Service providers need to consider how to support their workplace supervisors and buddies to undertake their roles
Consider how you will:
- ensure the roles, responsibilities and expectations for the roles are clearly documented
- ensure workplace supervisors and buddies understand the student’s work placement plan, including the learning objective of the placement and have contact with the RTO trainer/assessor as needed
- consider the impact of undertaking these roles on other work responsibilities and outputs
- provide training to support these roles. This may take the form of training provided by the RTO on workplace supervisor roles, their processes to collect evidence, and expectations of supervisor feedback and judgements
- recognise and reward staff undertaking these roles.
The role of workplace supervisors is to:
- discuss the work placement learning plan with the student and the RTO assessor to ensure there are appropriate learning opportunities available to meet the objective of the placement
- ensure the student is provided with an appropriate orientation and/or induction to the work environment, including key policies and procedures such as Workplace Health and Safety
- ensure there is a clear understanding of the training the student has received and that work tasks do not exceed the student’s scope of practice
- sign off on the student’s attendance and completion of tasks specified in the workplace learning plan
- monitor the student in the workplace and provide regular feedback to them
- schedule mutually acceptable time(s) for the RTO assessor to visit the workplace during the placement to observe and assess the student in the workplace performing daily tasks
- participate in scheduled meetings at agreed points or complete forms in a timely manner to provide formal feedback on student performance in the workplace. This feedback will be used by the RTO as part of the student’s assessment evidence for the course.
Where a workplace buddy has been assigned, their role is to:
- identify learning opportunities relevant to their training programs
- provide instruction to students before and during tasks and informal feedback after
- share knowledge while demonstrating tasks
- act as a point of contact and role model for good practice
- provide advice and information to students and clarify student concerns or queries.
An approach to buddying
ARC Disability Services appoints a student facilitator to provide support to students.
As the designated person to guide students through the work placement process, the student facilitator provides continuity and a single point of contact for students throughout their four-week placements, as well as a deep understanding from their own experience as a student.
The student facilitator is also a support worker, which enables them to keep their skills up to date, and they have a Certificate IV in Teaching and Assessment (TAE). This means they can fulfil a workplace supervisory role if required. They are allocated 15-20 hours a fortnight to undertake the student facilitator role.
(Read more in the ARC Disability Services case study)
There are a range of legal requirements, such as insurance, pre-employment checks and vaccinations, that will need to be discussed and documented prior to the work placements to ensure there is complete clarity about which party is responsible for these matters and to mitigate risk for all parties.
The fact sheet below provides more information about these requirements.
This resource outlines current legal requirements related to student work placements.

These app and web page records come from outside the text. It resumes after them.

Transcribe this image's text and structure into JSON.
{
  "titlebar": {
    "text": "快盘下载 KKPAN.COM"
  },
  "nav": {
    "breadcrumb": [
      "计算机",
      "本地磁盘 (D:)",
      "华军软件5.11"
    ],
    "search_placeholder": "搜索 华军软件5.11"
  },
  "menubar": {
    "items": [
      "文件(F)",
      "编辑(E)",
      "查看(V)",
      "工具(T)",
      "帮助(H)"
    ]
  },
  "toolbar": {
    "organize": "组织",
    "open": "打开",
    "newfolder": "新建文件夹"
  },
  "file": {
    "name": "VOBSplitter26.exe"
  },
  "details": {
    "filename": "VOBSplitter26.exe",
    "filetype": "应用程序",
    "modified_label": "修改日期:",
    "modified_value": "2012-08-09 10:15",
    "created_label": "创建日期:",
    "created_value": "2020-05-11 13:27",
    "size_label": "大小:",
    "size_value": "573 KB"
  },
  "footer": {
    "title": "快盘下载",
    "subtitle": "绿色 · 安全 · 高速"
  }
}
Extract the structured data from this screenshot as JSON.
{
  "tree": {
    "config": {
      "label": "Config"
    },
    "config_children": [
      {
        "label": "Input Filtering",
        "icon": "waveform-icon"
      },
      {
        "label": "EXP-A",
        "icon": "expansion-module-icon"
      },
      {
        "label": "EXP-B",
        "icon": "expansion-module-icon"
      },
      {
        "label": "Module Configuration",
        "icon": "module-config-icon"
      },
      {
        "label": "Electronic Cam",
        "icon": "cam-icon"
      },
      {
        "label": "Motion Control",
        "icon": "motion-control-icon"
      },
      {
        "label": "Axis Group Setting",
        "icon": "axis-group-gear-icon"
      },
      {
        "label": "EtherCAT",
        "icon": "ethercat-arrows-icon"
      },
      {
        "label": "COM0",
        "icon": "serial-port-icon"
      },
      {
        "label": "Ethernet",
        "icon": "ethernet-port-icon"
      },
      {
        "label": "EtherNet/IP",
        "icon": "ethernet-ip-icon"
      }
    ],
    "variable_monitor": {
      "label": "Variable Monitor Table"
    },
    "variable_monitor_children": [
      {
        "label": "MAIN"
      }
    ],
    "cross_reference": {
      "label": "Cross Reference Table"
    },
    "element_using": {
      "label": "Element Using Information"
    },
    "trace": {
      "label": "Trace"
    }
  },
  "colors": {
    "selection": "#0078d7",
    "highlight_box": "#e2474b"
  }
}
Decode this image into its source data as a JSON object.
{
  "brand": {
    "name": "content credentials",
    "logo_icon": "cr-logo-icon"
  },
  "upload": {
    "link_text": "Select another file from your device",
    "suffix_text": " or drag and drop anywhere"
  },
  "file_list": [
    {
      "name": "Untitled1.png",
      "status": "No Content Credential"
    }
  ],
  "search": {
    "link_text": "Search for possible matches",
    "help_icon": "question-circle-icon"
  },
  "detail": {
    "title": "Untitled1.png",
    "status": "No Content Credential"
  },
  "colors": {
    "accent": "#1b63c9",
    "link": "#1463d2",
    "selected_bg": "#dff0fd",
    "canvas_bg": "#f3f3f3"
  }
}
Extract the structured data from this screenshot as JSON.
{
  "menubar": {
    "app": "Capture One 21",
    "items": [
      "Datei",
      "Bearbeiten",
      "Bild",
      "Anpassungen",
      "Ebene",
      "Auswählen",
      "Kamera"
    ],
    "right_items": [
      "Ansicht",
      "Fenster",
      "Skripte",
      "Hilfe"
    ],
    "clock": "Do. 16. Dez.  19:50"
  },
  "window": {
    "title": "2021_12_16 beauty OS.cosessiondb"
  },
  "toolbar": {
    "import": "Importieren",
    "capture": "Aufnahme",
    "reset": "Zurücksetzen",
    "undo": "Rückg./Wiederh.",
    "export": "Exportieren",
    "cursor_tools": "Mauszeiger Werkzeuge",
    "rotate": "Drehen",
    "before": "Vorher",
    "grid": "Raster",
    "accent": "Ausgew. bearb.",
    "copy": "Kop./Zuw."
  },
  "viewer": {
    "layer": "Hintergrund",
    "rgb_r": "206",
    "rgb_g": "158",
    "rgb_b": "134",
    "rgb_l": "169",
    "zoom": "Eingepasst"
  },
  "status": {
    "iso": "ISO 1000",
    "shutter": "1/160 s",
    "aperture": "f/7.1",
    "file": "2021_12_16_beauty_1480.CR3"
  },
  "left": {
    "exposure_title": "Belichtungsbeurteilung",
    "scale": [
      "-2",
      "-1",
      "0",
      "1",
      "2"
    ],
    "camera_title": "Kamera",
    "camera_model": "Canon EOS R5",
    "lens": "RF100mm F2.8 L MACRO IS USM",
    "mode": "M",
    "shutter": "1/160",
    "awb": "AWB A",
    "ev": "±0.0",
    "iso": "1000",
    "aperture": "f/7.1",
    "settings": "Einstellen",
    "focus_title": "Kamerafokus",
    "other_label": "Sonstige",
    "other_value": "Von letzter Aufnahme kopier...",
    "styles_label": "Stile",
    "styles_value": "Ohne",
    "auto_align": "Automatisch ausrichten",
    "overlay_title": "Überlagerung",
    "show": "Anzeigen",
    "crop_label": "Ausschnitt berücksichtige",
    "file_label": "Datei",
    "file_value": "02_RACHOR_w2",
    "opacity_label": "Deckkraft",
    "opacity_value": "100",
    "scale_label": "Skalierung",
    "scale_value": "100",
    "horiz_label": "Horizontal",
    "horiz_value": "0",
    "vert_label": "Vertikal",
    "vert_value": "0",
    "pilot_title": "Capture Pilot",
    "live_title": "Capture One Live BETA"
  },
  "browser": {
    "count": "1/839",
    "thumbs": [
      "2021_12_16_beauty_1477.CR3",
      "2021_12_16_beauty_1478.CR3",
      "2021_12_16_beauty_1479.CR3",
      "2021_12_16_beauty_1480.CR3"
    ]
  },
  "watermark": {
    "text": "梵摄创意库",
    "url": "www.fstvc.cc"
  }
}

Once you have come to an agreement about the roles and responsibilities of each party, these should be documented in a Work Placement Agreement. This should be signed by the RTO, service provider and the student before the work placement starts.
The template below provides an example of a Work Placement Agreement.
This template can be used as a basis for developing your own Work Placement Agreements.